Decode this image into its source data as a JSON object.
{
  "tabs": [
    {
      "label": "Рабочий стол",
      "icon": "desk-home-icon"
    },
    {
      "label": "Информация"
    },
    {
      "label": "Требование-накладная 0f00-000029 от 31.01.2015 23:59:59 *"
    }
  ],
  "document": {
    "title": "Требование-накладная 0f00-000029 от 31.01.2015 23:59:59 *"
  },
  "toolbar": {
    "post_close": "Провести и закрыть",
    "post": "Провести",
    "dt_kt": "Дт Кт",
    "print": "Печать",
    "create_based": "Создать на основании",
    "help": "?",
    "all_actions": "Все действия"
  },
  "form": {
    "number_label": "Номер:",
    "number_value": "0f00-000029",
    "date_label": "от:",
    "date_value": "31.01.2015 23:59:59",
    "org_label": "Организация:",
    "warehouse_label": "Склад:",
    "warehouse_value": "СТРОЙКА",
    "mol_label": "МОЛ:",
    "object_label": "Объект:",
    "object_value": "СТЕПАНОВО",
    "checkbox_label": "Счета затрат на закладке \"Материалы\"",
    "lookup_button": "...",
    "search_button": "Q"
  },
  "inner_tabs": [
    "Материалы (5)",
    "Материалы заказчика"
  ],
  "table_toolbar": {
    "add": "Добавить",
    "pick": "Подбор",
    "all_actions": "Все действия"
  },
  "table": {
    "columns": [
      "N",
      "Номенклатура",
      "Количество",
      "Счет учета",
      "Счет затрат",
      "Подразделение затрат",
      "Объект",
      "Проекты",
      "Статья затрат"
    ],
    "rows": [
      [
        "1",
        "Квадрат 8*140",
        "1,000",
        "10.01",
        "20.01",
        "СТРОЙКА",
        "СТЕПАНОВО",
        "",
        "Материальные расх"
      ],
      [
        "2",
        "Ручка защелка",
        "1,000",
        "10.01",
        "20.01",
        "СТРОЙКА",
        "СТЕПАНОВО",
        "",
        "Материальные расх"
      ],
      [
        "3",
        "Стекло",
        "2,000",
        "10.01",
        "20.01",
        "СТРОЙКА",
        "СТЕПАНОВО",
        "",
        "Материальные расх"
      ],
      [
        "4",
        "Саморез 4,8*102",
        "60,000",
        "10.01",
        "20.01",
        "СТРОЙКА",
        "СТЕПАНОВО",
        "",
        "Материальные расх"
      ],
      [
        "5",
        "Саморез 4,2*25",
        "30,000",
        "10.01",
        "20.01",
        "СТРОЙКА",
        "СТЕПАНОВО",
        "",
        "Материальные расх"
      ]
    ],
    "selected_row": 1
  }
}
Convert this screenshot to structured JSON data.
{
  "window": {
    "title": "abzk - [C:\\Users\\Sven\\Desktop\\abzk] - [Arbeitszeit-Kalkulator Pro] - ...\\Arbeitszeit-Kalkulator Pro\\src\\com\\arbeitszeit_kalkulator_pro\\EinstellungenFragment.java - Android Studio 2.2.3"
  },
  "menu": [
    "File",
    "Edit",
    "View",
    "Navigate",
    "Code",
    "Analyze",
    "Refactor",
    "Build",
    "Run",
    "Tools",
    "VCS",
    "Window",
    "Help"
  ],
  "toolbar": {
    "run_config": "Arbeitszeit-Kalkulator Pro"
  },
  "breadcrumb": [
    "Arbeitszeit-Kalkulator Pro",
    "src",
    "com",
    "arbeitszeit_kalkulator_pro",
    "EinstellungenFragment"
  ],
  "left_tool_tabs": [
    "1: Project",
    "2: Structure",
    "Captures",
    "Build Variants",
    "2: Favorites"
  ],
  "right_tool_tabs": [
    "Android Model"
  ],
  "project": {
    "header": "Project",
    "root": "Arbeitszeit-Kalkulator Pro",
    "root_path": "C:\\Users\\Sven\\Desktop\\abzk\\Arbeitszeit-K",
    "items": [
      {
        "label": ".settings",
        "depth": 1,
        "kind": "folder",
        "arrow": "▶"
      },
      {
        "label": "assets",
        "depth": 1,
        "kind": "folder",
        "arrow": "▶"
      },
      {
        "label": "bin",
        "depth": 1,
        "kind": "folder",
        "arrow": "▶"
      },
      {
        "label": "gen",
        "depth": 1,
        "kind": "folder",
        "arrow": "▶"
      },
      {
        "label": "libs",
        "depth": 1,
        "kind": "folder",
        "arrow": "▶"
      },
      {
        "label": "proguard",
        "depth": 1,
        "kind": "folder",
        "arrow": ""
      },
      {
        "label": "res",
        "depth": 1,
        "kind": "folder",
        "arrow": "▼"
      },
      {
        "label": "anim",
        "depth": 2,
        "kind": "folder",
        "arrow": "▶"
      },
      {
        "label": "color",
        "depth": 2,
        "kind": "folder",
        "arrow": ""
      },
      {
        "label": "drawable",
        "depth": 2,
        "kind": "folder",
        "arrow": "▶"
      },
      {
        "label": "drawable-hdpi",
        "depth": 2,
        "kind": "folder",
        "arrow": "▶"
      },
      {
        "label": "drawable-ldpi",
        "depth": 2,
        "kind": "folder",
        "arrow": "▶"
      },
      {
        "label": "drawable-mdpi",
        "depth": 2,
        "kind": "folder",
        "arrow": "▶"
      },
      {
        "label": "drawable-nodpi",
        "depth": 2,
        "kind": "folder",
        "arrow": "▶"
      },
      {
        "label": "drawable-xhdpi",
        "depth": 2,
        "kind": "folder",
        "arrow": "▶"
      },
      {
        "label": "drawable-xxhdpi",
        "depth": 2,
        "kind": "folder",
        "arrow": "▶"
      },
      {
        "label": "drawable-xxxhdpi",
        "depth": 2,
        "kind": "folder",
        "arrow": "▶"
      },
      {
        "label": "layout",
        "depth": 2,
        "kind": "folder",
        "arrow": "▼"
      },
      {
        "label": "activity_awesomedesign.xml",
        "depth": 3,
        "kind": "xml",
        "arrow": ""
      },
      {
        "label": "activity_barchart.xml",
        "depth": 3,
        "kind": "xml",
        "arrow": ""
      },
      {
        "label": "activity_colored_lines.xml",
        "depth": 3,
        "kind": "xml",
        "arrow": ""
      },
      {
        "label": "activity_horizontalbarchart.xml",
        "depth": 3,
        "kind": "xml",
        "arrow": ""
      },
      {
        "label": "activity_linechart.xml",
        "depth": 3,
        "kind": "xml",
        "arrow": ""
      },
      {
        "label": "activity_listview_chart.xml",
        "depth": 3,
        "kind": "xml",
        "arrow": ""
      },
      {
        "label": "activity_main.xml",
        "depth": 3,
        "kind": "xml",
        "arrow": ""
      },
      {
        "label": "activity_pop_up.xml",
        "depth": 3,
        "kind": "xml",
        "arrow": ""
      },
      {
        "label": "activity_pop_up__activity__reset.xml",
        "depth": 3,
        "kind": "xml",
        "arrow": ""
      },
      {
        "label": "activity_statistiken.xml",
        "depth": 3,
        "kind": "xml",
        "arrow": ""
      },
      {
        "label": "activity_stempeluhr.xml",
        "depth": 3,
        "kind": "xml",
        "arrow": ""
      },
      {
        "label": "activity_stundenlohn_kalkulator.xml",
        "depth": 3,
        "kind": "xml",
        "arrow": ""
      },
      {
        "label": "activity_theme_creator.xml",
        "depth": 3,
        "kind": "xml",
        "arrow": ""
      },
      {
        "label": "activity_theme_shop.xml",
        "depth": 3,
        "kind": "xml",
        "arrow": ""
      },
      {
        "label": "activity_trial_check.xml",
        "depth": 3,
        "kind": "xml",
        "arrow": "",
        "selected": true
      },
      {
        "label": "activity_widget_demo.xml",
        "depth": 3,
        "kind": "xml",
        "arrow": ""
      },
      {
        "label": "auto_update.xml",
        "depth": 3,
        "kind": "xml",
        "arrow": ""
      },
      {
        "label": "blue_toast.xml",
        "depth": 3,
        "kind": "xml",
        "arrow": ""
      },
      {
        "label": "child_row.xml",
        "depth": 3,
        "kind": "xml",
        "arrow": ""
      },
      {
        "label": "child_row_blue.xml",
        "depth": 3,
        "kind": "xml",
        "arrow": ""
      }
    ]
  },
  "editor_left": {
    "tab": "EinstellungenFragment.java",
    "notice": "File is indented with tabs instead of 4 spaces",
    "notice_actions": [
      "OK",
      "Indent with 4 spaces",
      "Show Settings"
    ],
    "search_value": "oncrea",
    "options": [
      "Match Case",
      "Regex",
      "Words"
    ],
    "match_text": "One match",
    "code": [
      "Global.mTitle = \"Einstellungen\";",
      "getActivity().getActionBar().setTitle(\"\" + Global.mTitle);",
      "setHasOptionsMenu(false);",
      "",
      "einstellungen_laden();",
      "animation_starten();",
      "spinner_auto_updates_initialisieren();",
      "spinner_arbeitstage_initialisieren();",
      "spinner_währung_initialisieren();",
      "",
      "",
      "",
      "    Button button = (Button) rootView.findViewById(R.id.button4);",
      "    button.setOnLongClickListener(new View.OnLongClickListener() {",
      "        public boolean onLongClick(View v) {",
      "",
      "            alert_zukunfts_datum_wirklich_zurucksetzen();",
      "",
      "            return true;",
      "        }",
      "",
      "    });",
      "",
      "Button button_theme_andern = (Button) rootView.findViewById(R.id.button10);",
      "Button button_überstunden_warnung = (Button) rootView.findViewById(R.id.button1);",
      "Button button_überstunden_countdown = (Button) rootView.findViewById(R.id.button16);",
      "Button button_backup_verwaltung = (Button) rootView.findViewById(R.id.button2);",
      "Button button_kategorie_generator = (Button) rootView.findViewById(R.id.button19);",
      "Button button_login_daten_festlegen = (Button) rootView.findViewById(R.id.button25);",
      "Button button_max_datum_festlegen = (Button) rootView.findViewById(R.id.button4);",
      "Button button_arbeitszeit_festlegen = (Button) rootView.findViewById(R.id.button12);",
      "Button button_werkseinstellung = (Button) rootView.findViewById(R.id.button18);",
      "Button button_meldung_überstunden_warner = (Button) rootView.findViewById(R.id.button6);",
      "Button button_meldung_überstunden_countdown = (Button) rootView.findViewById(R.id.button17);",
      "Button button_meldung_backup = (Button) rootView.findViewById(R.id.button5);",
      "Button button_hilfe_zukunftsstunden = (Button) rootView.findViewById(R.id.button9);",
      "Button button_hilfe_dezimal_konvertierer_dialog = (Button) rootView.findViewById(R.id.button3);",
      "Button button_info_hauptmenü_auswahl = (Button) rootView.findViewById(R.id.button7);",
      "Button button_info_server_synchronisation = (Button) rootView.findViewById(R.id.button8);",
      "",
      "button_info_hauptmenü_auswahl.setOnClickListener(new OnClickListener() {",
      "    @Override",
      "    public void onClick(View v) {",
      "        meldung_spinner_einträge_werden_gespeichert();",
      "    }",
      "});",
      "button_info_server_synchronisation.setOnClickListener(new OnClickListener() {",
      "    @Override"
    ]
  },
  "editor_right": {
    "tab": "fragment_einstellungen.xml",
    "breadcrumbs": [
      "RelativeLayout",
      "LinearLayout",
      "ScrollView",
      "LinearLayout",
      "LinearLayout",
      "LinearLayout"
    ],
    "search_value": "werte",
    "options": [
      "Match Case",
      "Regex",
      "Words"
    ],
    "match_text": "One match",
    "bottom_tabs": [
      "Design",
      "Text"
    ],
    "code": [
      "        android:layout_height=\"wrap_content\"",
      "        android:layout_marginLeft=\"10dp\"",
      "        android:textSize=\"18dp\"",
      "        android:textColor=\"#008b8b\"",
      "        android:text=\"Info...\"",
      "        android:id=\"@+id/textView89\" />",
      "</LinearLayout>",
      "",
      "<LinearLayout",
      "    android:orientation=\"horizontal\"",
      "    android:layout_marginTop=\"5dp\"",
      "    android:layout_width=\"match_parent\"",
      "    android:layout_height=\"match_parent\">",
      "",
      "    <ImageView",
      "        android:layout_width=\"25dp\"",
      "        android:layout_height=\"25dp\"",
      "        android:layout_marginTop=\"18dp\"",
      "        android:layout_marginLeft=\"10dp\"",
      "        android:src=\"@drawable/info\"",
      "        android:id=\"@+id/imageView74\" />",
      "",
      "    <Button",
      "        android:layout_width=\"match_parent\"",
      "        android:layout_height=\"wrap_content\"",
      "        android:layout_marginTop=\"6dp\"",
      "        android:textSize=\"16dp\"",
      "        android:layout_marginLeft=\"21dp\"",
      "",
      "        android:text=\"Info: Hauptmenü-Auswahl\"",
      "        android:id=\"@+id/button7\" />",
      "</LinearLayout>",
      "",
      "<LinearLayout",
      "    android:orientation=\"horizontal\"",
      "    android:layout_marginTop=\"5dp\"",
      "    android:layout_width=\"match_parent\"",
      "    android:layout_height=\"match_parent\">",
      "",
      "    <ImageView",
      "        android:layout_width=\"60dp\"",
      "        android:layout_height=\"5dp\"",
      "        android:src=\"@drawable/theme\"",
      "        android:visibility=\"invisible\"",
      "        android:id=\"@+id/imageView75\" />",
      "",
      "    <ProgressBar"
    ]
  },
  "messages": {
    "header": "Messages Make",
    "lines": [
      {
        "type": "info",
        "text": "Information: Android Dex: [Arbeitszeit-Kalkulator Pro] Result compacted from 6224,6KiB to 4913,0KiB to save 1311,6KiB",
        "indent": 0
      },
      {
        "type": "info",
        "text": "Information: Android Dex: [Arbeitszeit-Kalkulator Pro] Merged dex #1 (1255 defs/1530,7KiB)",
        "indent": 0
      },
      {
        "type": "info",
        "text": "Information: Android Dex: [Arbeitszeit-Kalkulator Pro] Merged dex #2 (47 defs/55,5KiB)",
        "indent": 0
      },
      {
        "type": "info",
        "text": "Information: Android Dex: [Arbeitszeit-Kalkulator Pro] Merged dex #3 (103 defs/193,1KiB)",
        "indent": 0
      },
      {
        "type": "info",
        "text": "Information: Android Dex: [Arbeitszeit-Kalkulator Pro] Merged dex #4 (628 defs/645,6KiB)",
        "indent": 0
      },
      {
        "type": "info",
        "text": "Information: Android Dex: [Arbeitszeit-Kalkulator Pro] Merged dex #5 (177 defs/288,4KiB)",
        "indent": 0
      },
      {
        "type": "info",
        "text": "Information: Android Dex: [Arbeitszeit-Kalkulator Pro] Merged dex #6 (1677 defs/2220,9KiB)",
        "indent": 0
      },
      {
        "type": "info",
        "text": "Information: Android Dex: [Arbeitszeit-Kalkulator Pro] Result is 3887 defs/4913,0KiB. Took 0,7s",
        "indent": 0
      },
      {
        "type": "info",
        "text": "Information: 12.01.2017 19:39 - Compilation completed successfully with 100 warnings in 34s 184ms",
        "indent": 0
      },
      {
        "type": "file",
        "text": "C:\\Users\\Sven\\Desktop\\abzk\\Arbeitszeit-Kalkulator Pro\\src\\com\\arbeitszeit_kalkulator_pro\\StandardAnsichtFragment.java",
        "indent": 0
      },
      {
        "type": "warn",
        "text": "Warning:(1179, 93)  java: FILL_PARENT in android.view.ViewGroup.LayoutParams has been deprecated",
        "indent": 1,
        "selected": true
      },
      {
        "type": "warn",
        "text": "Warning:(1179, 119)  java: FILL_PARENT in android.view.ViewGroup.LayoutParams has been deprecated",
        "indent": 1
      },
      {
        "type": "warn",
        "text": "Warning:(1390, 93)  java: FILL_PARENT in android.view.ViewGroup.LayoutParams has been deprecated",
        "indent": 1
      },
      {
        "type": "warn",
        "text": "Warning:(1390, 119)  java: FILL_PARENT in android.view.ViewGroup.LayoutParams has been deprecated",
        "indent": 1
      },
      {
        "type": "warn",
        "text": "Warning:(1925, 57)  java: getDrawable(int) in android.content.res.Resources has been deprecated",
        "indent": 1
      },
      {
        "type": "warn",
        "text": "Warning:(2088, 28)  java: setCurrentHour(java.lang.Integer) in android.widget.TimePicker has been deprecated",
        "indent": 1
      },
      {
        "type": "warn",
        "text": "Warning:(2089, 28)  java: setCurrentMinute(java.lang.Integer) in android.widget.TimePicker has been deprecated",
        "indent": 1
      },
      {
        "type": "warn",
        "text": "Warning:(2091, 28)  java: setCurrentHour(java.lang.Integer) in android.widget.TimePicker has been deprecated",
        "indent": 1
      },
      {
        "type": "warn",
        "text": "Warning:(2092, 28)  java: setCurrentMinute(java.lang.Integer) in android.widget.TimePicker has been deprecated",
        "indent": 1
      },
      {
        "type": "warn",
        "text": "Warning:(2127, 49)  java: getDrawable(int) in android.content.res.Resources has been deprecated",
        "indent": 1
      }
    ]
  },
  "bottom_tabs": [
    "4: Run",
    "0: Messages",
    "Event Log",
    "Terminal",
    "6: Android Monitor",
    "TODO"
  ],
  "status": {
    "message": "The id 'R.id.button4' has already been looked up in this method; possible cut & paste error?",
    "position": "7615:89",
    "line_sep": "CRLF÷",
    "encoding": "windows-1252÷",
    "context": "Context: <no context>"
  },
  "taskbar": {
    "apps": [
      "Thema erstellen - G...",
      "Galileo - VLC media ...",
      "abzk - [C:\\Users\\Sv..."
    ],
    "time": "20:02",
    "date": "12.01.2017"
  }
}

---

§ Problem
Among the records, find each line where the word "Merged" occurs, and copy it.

§ Answer for this exercise
        "text": "Information: Android Dex: [Arbeitszeit-Kalkulator Pro] Merged dex #1 (1255 defs/1530,7KiB)",
        "text": "Information: Android Dex: [Arbeitszeit-Kalkulator Pro] Merged dex #2 (47 defs/55,5KiB)",
        "text": "Information: Android Dex: [Arbeitszeit-Kalkulator Pro] Merged dex #3 (103 defs/193,1KiB)",
        "text": "Information: Android Dex: [Arbeitszeit-Kalkulator Pro] Merged dex #4 (628 defs/645,6KiB)",
        "text": "Information: Android Dex: [Arbeitszeit-Kalkulator Pro] Merged dex #5 (177 defs/288,4KiB)",
        "text": "Information: Android Dex: [Arbeitszeit-Kalkulator Pro] Merged dex #6 (1677 defs/2220,9KiB)",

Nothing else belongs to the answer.